The Invisible Consequence, child education

Essay by mimieyesCollege, UndergraduateB, March 2007

download word file, 5 pages 5.0

While there are many programs designed to help people with substance abuse problems, there are few programs that focus on how substance abuse affects the family members of the user. In the essay, “Substance Abuse in Families,” published in the Childhood Education Journal in 1999, Rivka Greenberg provides her professional insights on children with substance abusing mothers. Greenberg claims that children with substance abusing mothers often perform badly in the classroom. Greenberg identifies the problem and she provides various possible solutions to educators and administrators. Using many rhetorical strategies, Greenberg persuades her educator and administrator audience to first get involved with the students and second share their knowledge with parents and other professionals. Greenberg utilizes titled sections and moderately formal language in order to appear professional and create a direct organized reading. For the purpose of being credible and being informative, Greenberg uses causal claims and variety of reliable sources to appeal to educators.

Oftentimes, organization and the development of the student’s education are the primary concerns for instructors. By understanding the values and interests of her audiences, Greenberg formats her essay according to educator’s needs to advocate her argument. At the same time, the essay would have been more influential, if Greenberg had provided statistical evidence.

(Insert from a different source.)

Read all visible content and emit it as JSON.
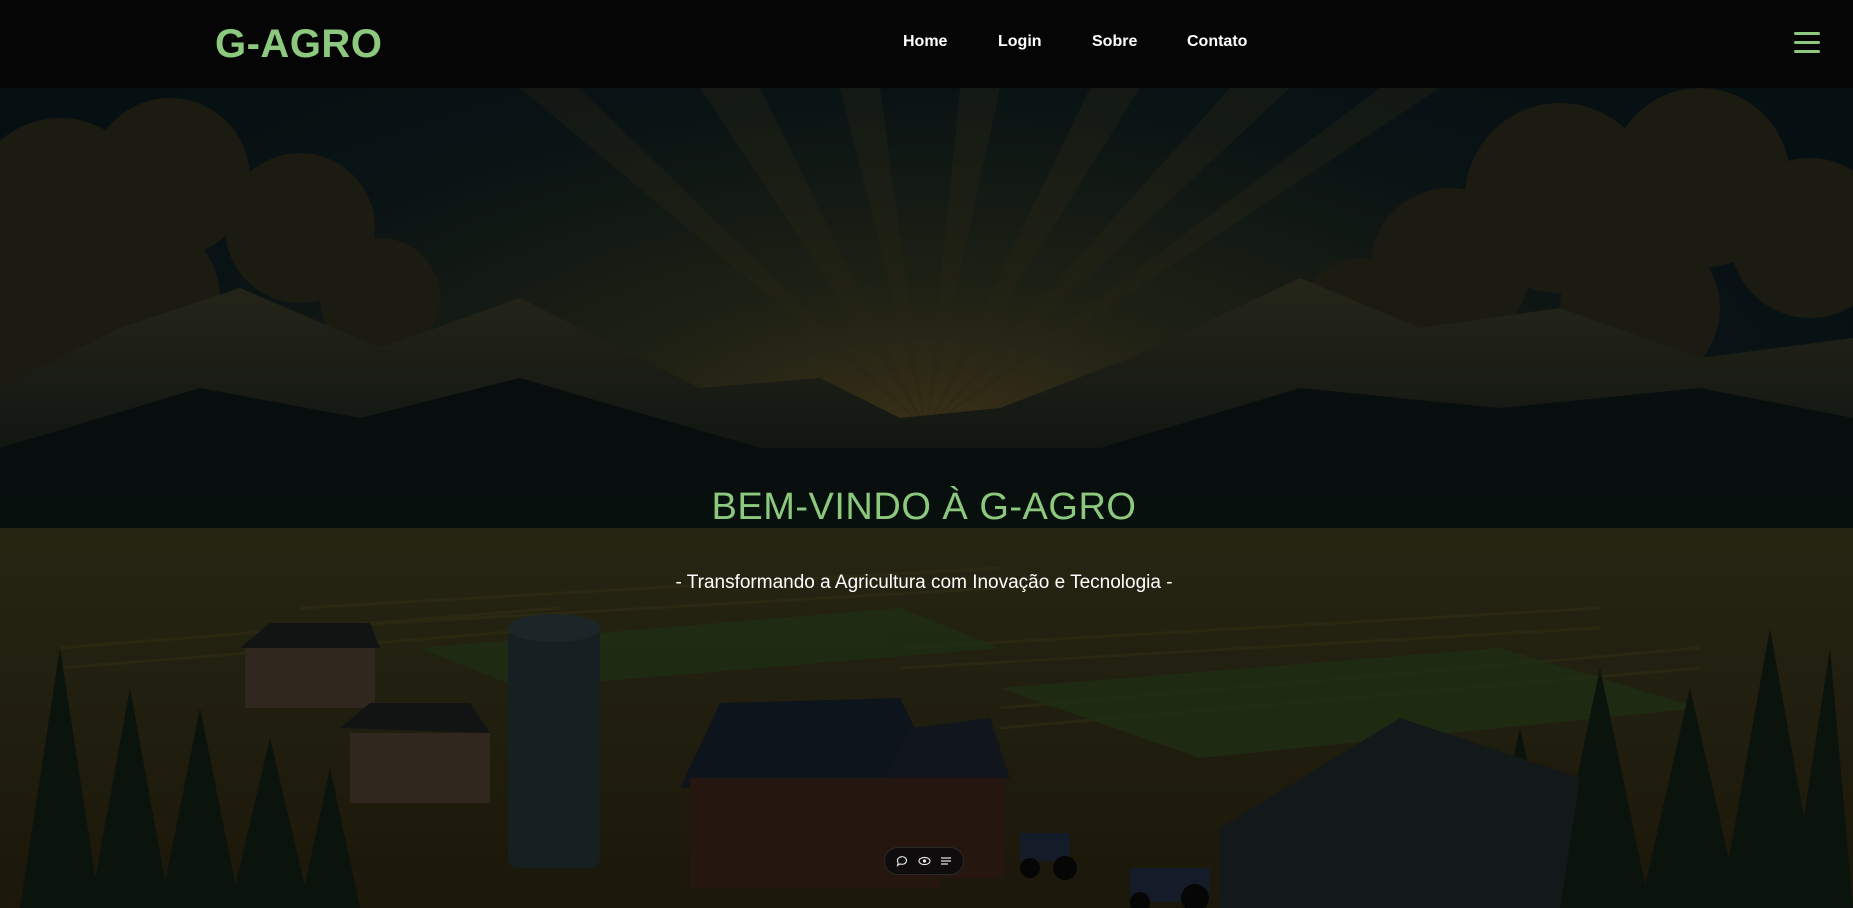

In Greenberg’s essay, she appears professional by presenting sections and subsections with headings. There are four main sections: “Educational Issues,” “Issues in Substance Abuse Treatment,” “Education and Educators,” and “Conclusion.” The titles of the main sections appear in bold and are located one space above the paragraph. Under the section, “Issues in Substance Abuse Treatment,” the paragraphs are further divided into four subsections: “Developmental and Education Concerns,” “Environmental Influences,” “Role Reversal,” and “Out of Home Placement.” The subsections also appear in bold. In contrast with the titles of the main...